She then set up her own little station above the orange tree. She had gotten her sister's old binoculars in an old trunk and peered through them for hours on end. No matter how many times or how long she peered through the lenses, no one exited the house. At least, not while she was looking.

One day, Angie had noticed her long absence and entered the backyard exasperatedly. "Maddie!" She shouted. "Maddie, what are you doing?"

She climbed down the tree with her binoculars in her hand. When she reached the ground, she placed a finger to her lips. "Shh, Angie! I wanted to see what our neighbors look like, but I've never seen them come out!" She kicked a rock near her feet. "Plus, Mom doesn't want to go meet them because it's so hot, so I…"

"So you decided to stalk our neighbors?" Angie asked incredulously.

"I'm not stalking them!" She answered defensively. "I'm just waiting for them to come out."

"Which is the same thing as stalking them!"

"Is not!"

"Is too!"


"IS TOO! Honestly, Maddie, you are the weirdest twelve-year-old I know," Angie sighed, rubbing a spot between her eyebrows. She snatched away the binoculars from her hand. "And give me that! Before someone actually catches us like this!"

Maddie pouted. "I'm not weird, Angie! You're just uptight." She grabbed the binoculars from her sister's hand and Angie ran after her, trying to catch the binoculars back.

"What was that, you little runt?!" Angie reached for the lenses, but she tossed them in the air. The binoculars sailed over the wall and into their new neighbor's yard.

"Oops?" She offered, and Angie shot her a menacing glare.

"Great, now what are our neighbors going to think when they find those in their bushes?! They'll find out the truth; that one of the Richards sisters is stalking them!"

"I've told you many times already, Angie, I'm not stalking them…" She smiled, noticing something out of the corner of her eye. She ran off to sit under the shade of the orange tree. Angie sighed and placed her hands on her hips.

"I think we should be quieter. If we're too loud, someone will hear us and come out to see what all the fuss is about."

She had then looked up at Angie with wide, innocent eyes. "Oh, but someone already has come out."

Angie blinked. "What?"

She smiled a sly grin. "Mission accomplished."

Her sister looked at the same spot she was looking at and the color drained from her sister's face. Someone was perched on top of the wall separating their back yards, and he had an amused smile on his face. In his hands were a pair of binoculars, which had the name ANGIE written all over it.

Angie's mouth opened and closed silently. Her eyes were wide open in shock. "One of…our…new neighbors…came out…"

She nodded thoughtfully. "Well. I didn't think our new neighbor would be a boy as old as you, Angie."

The person was still perched on the wall, so he jumped down into their backyard, the old binoculars still in his hand. He grinned once he stood in front of Angie. "Well. This is interesting, isn't it? Is your name Angie?"

Her sister nodded mutely. "That's…Madison…" Angie stammered, pointing at her. She snickered, and her sister elbowed her.

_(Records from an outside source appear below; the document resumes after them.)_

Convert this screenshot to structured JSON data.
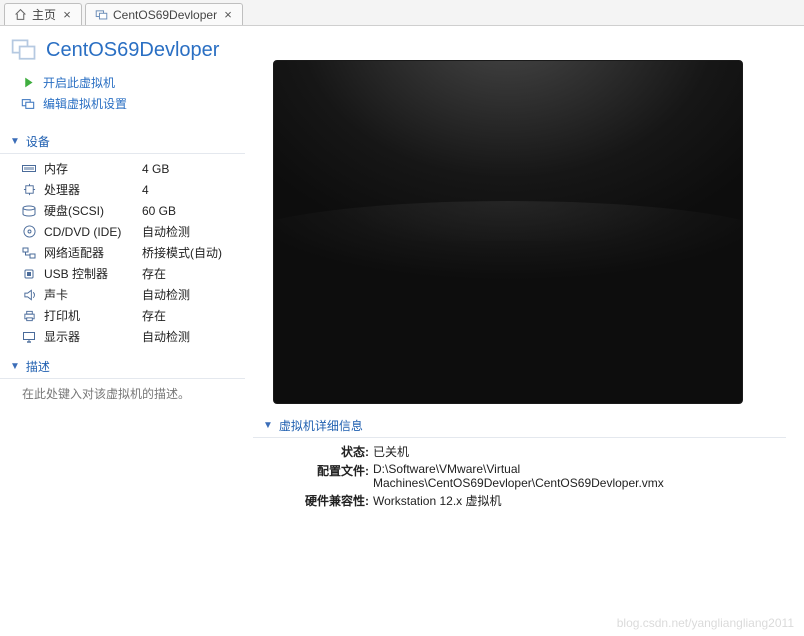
{
  "tabs": [
    {
      "label": "主页"
    },
    {
      "label": "CentOS69Devloper"
    }
  ],
  "title": "CentOS69Devloper",
  "actions": {
    "power_on": "开启此虚拟机",
    "edit_settings": "编辑虚拟机设置"
  },
  "sections": {
    "devices_header": "设备",
    "description_header": "描述",
    "details_header": "虚拟机详细信息"
  },
  "devices": [
    {
      "icon": "memory",
      "name": "内存",
      "value": "4 GB"
    },
    {
      "icon": "cpu",
      "name": "处理器",
      "value": "4"
    },
    {
      "icon": "disk",
      "name": "硬盘(SCSI)",
      "value": "60 GB"
    },
    {
      "icon": "disc",
      "name": "CD/DVD (IDE)",
      "value": "自动检测"
    },
    {
      "icon": "net",
      "name": "网络适配器",
      "value": "桥接模式(自动)"
    },
    {
      "icon": "usb",
      "name": "USB 控制器",
      "value": "存在"
    },
    {
      "icon": "sound",
      "name": "声卡",
      "value": "自动检测"
    },
    {
      "icon": "printer",
      "name": "打印机",
      "value": "存在"
    },
    {
      "icon": "display",
      "name": "显示器",
      "value": "自动检测"
    }
  ],
  "description_placeholder": "在此处键入对该虚拟机的描述。",
  "details": {
    "state_k": "状态:",
    "state_v": "已关机",
    "config_k": "配置文件:",
    "config_v": "D:\\Software\\VMware\\Virtual Machines\\CentOS69Devloper\\CentOS69Devloper.vmx",
    "compat_k": "硬件兼容性:",
    "compat_v": "Workstation 12.x 虚拟机"
  },
  "watermark": "blog.csdn.net/yangliangliang2011"
}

He grinned. "I'm Dylan, Dylan Sullivan. My mom, my little brother, and I are going to be your neighbors from now on. Nice to meet you."

Angie smiled weakly. "Yeah. Same here. Welcome to the San Joaquin Valley…"

Dylan grinned slyly, holding out the binoculars. "Nice to know our new neighbors are so observant…"

Angie flushed scarlet. A few houses away, the people there could hear a twelve-year-old girl's and a twenty-year-old man's boisterous laughter echoing off of the heated walls. And, if they listened very closely, they could hear the twenty-year-old woman's embarrassed protests.

So the next time she thought of this day, two years later, while she helped prepare for her sister's eventful wedding, she was still able to laugh about it.

Other times, Madison Richards didn't think summer was so bad.

A/N: I have no chapter this week (and I was really, really, scared that if I didn't post something up this, week, I'd stop writing altogether) so I thought, since I already had this typed up, I might as well post it...

This is just a prologue, a preview (since the main characters are twelve right now and they haven't exactly met yet...) I already have the next chapter completely written. =)

So what do you think? I'd like to hear your thoughts and speculations.